"'You’ve got to recapture the whole sense of the city,' says John van Nostrand, a Toronto architect and urban planner with international experience working in disaster-riddled communities. 'It's partly about nostalgia, but it’s partly the opportunity to change it. … You need good streets, you need public space, and you need a good layout – but you also need a place that allows people to remake it the way they’d like to see it.'"
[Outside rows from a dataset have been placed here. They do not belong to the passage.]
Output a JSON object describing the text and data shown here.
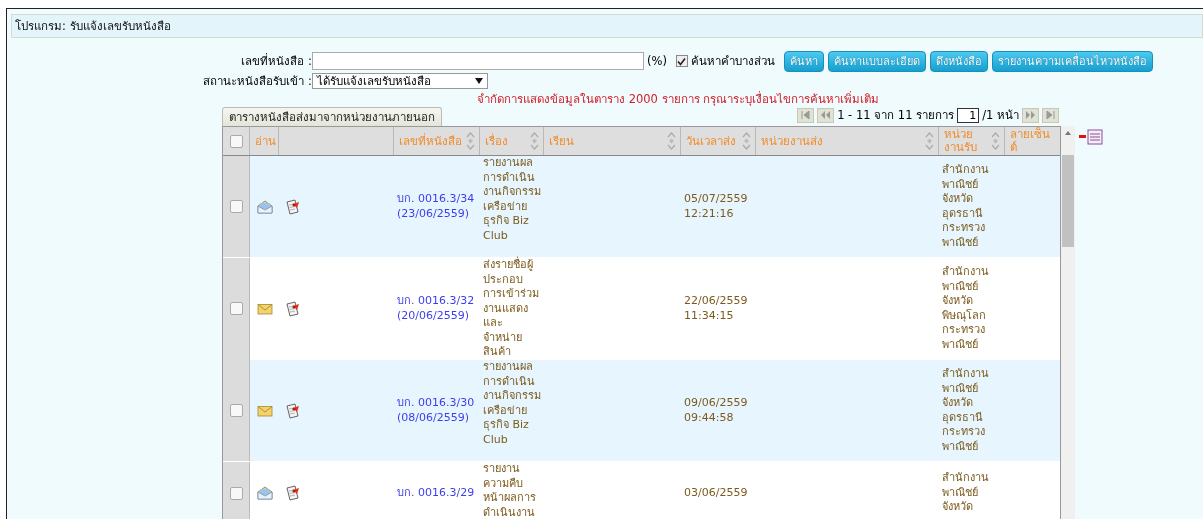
{
  "program_title": "โปรแกรม: รับแจ้งเลขรับหนังสือ",
  "search": {
    "doc_no_label": "เลขที่หนังสือ :",
    "wildcard_hint": "(%)",
    "partial_match": {
      "label": "ค้นหาคำบางส่วน",
      "checked": true
    },
    "status_label": "สถานะหนังสือรับเข้า :",
    "status_value": "ได้รับแจ้งเลขรับหนังสือ"
  },
  "buttons": [
    {
      "label": "ค้นหา"
    },
    {
      "label": "ค้นหาแบบละเอียด"
    },
    {
      "label": "ดึงหนังสือ"
    },
    {
      "label": "รายงานความเคลื่อนไหวหนังสือ"
    }
  ],
  "limit_notice": "จำกัดการแสดงข้อมูลในตาราง 2000 รายการ กรุณาระบุเงื่อนไขการค้นหาเพิ่มเติม",
  "tab": {
    "label": "ตารางหนังสือส่งมาจากหน่วยงานภายนอก",
    "selected": true
  },
  "pager": {
    "summary": "1 - 11 จาก 11 รายการ",
    "page": "1",
    "pages": "/1 หน้า"
  },
  "table": {
    "select_all_checked": false,
    "columns": [
      {
        "kind": "check"
      },
      {
        "kind": "label",
        "label": "อ่าน",
        "sortable": false
      },
      {
        "kind": "blank"
      },
      {
        "kind": "label",
        "label": "เลขที่หนังสือ",
        "sortable": true
      },
      {
        "kind": "label",
        "label": "เรื่อง",
        "sortable": true
      },
      {
        "kind": "label",
        "label": "เรียน",
        "sortable": true
      },
      {
        "kind": "label",
        "label": "วันเวลาส่ง",
        "sortable": true
      },
      {
        "kind": "label",
        "label": "หน่วยงานส่ง",
        "sortable": true
      },
      {
        "kind": "label",
        "label": "หน่วยงานรับ",
        "sortable": true
      },
      {
        "kind": "label",
        "label": "ลายเซ็นต์",
        "sortable": false
      }
    ],
    "rows": [
      {
        "checked": false,
        "read": true,
        "doc_no": "บก. 0016.3/34 (23/06/2559)",
        "subject": "รายงานผลการดำเนินงานกิจกรรมเครือข่ายธุรกิจ Biz Club",
        "sent": "05/07/2559 12:21:16",
        "receiver": "สำนักงานพาณิชย์จังหวัดอุดรธานีกระทรวงพาณิชย์"
      },
      {
        "checked": false,
        "read": false,
        "doc_no": "บก. 0016.3/32 (20/06/2559)",
        "subject": "ส่งรายชื่อผู้ประกอบการเข้าร่วมงานแสดงและจำหน่ายสินค้า",
        "sent": "22/06/2559 11:34:15",
        "receiver": "สำนักงานพาณิชย์จังหวัดพิษณุโลกกระทรวงพาณิชย์"
      },
      {
        "checked": false,
        "read": false,
        "doc_no": "บก. 0016.3/30 (08/06/2559)",
        "subject": "รายงานผลการดำเนินงานกิจกรรมเครือข่ายธุรกิจ Biz Club",
        "sent": "09/06/2559 09:44:58",
        "receiver": "สำนักงานพาณิชย์จังหวัดอุดรธานีกระทรวงพาณิชย์"
      },
      {
        "checked": false,
        "read": true,
        "doc_no": "บก. 0016.3/29",
        "subject": "รายงานความคืบหน้าผลการดำเนินงาน",
        "sent": "03/06/2559",
        "receiver": "สำนักงานพาณิชย์จังหวัด"
      }
    ]
  }
}
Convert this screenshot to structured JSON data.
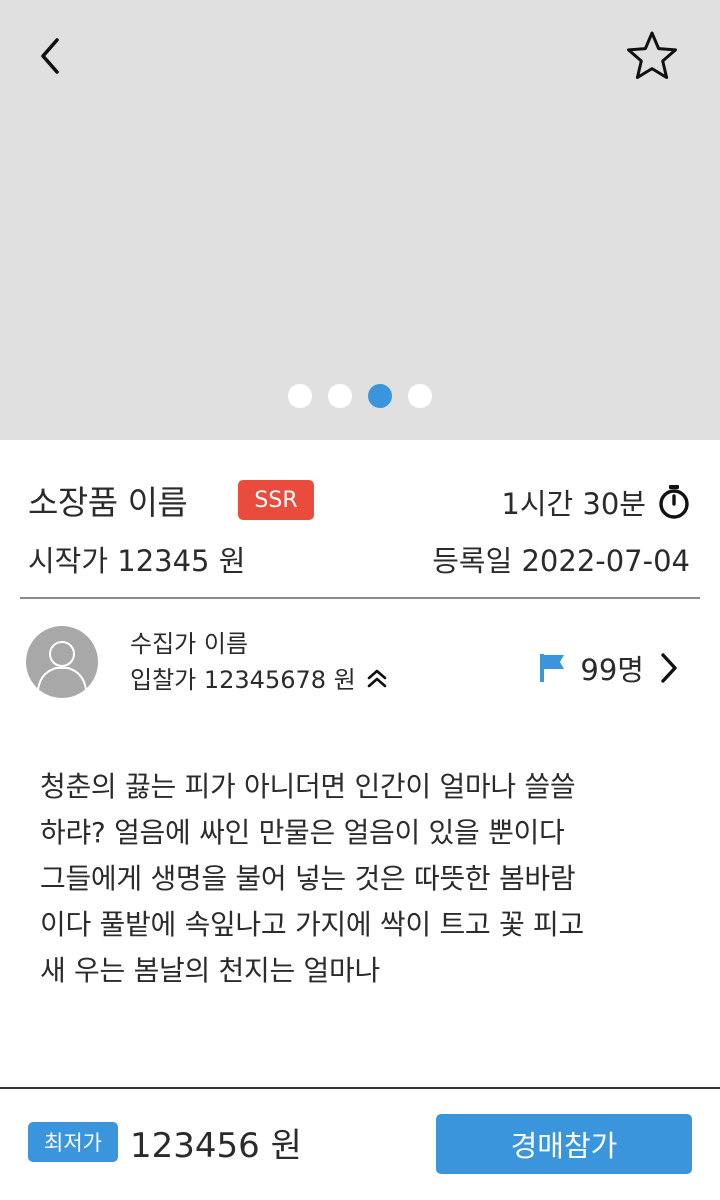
{
  "header": {
    "back_icon": "chevron-left-icon",
    "favorite_icon": "star-outline-icon"
  },
  "carousel": {
    "count": 4,
    "active_index": 2,
    "active_color": "#3a95dc"
  },
  "item": {
    "name": "소장품 이름",
    "grade": "SSR",
    "grade_color": "#e94c3d",
    "time_left": "1시간 30분",
    "start_price": "시작가 12345 원",
    "reg_date": "등록일 2022-07-04"
  },
  "collector": {
    "name": "수집가 이름",
    "bid_price": "입찰가 12345678 원",
    "bidder_count": "99명",
    "flag_color": "#3a95dc"
  },
  "description": "청춘의 끓는 피가 아니더면 인간이 얼마나 쓸쓸\n하랴? 얼음에 싸인 만물은 얼음이 있을 뿐이다\n그들에게 생명을 불어 넣는 것은 따뜻한 봄바람\n이다 풀밭에 속잎나고 가지에 싹이 트고 꽃 피고\n새 우는 봄날의 천지는 얼마나",
  "footer": {
    "lowest_label": "최저가",
    "lowest_price": "123456 원",
    "join_label": "경매참가",
    "accent": "#3a95dc"
  }
}
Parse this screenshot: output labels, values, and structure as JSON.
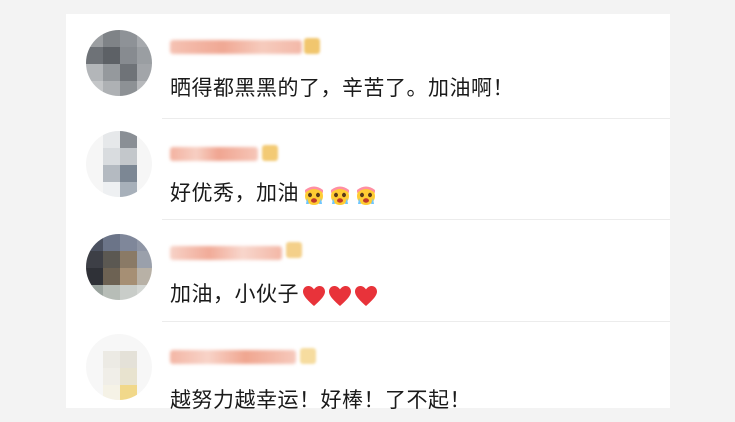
{
  "comments": [
    {
      "text": "晒得都黑黑的了，辛苦了。加油啊！",
      "emoji_count": 0,
      "emoji_name": ""
    },
    {
      "text": "好优秀，加油",
      "emoji_count": 3,
      "emoji_name": "crying-face-icon"
    },
    {
      "text": "加油，小伙子",
      "emoji_count": 3,
      "emoji_name": "red-heart-icon"
    },
    {
      "text": "越努力越幸运！好棒！了不起！",
      "emoji_count": 0,
      "emoji_name": ""
    }
  ],
  "colors": {
    "page_background": "#f3f3f3",
    "card_background": "#ffffff",
    "text": "#1a1a1a",
    "name_blur": "#f3b8a8",
    "badge": "#f3cc7a",
    "heart": "#e8333a",
    "emoji_face": "#ffcc33",
    "emoji_hair": "#ff8fa3"
  }
}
"Just as people don’t suffer or recover from trauma the exact same way, no two towns emerge from disaster with the same scars or plans for renewal," writes Kathryn Blaze Carlson. "But both Cordova and Lac-Mégantic are in the rare (if deeply unenviable) position to build their centres from scratch, to lay the groundwork for a 'destination' rather than a cookie-cutter 'non-place' lacking the natural energy that pulses from established communities but is so rarely found in overly built environments."